*Work request*:
Answer with a number only: how many lines of the data contain "جنيه"?

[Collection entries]
#####
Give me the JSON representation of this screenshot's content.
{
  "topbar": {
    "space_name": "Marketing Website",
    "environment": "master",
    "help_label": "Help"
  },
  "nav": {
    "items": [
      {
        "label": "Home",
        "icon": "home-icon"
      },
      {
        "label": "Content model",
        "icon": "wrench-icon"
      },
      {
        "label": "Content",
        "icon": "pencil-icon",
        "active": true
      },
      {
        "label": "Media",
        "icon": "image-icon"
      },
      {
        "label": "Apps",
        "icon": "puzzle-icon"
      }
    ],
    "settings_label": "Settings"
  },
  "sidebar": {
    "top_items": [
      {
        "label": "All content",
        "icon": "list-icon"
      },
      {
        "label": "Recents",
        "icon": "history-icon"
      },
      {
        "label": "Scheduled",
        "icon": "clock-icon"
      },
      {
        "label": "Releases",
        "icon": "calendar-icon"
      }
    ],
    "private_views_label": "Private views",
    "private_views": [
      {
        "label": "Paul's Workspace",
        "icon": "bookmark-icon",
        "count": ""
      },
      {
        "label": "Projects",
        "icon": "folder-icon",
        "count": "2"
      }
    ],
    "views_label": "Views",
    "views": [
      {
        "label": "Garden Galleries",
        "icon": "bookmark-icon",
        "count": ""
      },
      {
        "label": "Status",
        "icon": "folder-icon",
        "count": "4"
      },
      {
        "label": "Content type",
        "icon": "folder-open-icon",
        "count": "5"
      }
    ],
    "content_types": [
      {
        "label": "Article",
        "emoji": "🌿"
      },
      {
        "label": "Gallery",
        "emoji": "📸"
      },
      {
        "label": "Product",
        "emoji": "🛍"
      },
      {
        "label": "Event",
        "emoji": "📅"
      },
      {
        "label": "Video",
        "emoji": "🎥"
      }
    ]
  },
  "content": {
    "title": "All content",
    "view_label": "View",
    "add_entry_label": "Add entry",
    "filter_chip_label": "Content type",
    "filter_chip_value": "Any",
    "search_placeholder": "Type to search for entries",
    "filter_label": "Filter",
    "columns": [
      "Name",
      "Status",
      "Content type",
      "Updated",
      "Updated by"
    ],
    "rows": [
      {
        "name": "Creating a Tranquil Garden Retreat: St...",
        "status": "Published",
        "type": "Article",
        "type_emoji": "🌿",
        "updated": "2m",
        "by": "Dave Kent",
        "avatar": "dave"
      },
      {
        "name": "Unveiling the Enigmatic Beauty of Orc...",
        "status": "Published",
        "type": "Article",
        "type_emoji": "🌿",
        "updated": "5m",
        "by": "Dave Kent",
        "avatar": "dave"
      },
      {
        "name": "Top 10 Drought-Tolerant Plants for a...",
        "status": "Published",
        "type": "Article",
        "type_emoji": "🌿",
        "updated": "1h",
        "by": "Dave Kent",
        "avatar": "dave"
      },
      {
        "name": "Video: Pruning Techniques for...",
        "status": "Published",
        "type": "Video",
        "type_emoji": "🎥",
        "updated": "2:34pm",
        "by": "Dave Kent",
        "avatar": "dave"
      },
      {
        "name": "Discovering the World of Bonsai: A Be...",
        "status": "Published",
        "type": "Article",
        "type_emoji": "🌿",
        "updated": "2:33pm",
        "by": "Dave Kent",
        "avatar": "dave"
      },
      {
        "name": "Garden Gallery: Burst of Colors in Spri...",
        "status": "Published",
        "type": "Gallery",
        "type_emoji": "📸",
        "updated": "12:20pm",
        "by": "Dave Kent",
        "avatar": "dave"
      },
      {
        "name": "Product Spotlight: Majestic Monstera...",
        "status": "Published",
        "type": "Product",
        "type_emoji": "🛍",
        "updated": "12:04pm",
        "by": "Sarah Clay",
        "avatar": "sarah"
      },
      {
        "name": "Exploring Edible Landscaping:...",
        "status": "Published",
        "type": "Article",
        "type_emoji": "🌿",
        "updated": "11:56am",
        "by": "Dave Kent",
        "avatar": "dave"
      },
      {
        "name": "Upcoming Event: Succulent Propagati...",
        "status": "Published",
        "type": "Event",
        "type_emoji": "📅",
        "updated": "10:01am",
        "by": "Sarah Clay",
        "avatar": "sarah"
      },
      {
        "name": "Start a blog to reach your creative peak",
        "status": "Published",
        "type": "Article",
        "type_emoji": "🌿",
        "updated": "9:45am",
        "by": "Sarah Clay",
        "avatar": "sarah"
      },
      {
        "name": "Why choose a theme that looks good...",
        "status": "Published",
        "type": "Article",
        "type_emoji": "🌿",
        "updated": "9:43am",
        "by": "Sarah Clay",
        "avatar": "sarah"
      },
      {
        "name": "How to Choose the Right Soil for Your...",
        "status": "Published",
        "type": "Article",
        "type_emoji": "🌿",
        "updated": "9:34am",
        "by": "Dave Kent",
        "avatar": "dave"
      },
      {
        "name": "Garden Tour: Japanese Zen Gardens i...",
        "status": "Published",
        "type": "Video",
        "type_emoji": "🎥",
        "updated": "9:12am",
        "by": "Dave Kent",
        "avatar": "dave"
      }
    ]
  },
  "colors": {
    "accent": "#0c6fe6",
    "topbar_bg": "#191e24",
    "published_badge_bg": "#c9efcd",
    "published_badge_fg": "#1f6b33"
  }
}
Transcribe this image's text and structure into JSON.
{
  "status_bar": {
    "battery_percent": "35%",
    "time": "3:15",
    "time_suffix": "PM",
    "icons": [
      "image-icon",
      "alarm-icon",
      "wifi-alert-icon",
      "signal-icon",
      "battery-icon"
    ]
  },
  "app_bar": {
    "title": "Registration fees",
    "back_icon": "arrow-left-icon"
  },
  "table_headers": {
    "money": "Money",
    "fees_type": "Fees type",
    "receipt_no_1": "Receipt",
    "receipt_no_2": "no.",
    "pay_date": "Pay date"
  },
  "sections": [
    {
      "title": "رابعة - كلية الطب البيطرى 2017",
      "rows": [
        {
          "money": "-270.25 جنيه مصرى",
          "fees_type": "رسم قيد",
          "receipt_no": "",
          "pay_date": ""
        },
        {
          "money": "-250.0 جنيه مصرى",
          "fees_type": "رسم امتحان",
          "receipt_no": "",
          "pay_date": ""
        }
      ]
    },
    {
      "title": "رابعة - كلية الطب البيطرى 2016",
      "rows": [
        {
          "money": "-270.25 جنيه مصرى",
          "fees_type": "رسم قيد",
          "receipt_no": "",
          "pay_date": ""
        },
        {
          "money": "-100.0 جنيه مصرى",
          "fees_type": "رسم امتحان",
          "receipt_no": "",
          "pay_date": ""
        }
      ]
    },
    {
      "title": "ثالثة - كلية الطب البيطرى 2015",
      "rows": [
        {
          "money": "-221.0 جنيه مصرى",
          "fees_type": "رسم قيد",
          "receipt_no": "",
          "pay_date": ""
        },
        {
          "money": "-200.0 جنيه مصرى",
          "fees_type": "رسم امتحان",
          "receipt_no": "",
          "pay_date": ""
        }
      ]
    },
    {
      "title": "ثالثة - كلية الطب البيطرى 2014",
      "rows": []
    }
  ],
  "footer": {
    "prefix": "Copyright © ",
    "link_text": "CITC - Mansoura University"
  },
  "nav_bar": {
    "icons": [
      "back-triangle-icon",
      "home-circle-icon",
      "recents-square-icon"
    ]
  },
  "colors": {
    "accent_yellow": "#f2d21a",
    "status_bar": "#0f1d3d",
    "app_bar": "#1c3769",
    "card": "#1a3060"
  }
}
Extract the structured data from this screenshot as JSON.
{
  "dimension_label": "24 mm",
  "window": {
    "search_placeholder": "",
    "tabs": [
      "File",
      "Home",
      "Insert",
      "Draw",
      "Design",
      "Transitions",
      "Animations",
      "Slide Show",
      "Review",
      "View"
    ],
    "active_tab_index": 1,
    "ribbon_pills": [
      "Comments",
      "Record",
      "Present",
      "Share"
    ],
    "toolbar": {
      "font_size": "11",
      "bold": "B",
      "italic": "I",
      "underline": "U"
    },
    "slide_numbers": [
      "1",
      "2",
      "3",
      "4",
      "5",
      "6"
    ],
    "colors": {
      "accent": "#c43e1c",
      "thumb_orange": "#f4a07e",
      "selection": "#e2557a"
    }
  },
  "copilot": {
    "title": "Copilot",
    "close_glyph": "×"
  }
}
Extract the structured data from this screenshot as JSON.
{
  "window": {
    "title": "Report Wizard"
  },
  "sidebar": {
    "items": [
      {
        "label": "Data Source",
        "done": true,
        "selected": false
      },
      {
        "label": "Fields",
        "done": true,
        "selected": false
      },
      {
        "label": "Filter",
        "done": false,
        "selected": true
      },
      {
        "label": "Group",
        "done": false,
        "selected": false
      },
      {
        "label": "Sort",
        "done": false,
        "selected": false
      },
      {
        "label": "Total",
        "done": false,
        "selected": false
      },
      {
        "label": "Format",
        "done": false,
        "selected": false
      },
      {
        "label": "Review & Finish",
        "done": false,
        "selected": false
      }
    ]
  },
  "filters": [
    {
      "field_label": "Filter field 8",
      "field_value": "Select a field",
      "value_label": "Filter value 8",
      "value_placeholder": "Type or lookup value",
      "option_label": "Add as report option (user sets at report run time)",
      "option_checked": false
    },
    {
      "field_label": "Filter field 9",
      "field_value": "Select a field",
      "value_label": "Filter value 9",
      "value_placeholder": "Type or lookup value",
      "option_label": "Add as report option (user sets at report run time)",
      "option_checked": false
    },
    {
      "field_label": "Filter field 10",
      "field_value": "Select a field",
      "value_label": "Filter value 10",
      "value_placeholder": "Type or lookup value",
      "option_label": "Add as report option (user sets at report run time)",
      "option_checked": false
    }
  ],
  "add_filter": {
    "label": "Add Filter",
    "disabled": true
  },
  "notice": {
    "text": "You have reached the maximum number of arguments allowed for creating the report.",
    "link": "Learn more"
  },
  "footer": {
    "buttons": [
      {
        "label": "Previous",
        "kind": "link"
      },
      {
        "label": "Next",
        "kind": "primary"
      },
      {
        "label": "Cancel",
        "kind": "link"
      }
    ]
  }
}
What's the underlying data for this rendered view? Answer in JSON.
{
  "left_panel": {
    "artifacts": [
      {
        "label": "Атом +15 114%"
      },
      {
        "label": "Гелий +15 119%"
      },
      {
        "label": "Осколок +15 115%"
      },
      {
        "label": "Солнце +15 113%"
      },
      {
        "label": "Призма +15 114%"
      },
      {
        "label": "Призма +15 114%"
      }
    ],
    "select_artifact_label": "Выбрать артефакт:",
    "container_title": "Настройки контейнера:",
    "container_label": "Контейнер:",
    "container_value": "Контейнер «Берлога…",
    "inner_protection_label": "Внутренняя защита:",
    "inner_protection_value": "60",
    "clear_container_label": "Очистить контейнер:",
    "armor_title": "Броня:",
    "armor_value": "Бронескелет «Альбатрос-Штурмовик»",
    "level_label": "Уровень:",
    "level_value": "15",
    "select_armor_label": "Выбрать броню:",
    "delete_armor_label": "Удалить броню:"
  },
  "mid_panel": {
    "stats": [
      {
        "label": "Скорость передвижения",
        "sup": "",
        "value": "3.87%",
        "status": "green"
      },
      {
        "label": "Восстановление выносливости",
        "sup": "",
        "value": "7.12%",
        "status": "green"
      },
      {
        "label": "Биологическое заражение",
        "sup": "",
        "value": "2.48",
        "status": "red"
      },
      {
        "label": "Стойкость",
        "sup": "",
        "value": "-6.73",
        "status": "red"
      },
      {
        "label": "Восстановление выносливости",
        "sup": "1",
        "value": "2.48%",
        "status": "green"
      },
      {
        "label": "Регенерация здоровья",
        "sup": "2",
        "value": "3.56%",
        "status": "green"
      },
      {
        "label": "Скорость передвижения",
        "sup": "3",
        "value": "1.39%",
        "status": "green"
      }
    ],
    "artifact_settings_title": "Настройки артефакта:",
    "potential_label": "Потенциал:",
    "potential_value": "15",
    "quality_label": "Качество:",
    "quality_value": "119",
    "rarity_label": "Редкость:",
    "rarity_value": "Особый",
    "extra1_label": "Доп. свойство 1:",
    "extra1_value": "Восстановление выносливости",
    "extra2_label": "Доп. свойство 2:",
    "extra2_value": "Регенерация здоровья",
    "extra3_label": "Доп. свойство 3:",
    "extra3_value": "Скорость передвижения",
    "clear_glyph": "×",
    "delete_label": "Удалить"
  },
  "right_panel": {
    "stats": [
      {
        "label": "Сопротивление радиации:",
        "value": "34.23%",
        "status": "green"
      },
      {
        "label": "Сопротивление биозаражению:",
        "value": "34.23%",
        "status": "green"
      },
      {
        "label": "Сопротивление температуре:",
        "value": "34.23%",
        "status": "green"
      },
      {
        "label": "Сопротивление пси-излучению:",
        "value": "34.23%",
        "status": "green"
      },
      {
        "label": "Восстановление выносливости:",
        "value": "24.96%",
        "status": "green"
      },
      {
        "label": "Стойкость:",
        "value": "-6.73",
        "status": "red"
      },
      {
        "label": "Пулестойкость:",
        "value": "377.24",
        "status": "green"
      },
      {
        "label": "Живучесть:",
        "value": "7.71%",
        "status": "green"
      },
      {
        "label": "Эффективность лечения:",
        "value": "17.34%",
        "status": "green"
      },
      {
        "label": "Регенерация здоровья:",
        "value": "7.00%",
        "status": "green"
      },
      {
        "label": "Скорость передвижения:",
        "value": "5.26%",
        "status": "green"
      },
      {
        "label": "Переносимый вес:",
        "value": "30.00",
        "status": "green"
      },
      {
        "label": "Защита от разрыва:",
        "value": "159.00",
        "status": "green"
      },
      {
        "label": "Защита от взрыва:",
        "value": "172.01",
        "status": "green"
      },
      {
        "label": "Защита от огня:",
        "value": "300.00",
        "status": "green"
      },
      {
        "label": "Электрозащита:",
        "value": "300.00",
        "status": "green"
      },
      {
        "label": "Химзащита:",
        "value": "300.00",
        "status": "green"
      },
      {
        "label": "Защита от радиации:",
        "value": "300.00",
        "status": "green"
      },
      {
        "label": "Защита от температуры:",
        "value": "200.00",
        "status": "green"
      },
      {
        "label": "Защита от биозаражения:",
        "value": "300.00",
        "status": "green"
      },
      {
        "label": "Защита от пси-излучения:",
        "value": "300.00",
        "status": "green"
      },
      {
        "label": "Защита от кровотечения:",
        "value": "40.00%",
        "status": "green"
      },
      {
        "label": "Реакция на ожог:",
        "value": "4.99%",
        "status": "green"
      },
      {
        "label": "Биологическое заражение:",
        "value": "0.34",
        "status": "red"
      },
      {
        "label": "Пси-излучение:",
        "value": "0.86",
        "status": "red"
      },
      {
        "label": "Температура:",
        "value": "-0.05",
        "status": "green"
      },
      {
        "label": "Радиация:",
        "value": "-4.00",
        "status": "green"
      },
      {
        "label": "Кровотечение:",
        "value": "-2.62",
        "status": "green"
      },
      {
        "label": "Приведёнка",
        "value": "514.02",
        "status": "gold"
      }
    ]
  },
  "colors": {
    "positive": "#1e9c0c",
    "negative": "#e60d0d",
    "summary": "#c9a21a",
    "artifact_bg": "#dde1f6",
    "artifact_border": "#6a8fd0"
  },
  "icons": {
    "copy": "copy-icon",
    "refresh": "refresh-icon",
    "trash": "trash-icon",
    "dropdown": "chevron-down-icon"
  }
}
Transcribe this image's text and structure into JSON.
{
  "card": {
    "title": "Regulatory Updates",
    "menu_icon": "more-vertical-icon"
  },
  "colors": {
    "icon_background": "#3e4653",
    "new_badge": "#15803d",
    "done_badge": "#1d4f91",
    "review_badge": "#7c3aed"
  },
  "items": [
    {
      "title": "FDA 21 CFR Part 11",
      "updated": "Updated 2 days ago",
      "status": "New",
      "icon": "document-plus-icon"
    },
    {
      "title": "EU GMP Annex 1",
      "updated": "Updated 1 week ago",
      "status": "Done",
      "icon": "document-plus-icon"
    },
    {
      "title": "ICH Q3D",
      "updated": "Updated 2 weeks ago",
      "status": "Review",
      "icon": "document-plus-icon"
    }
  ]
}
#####
*Worked solution*:
6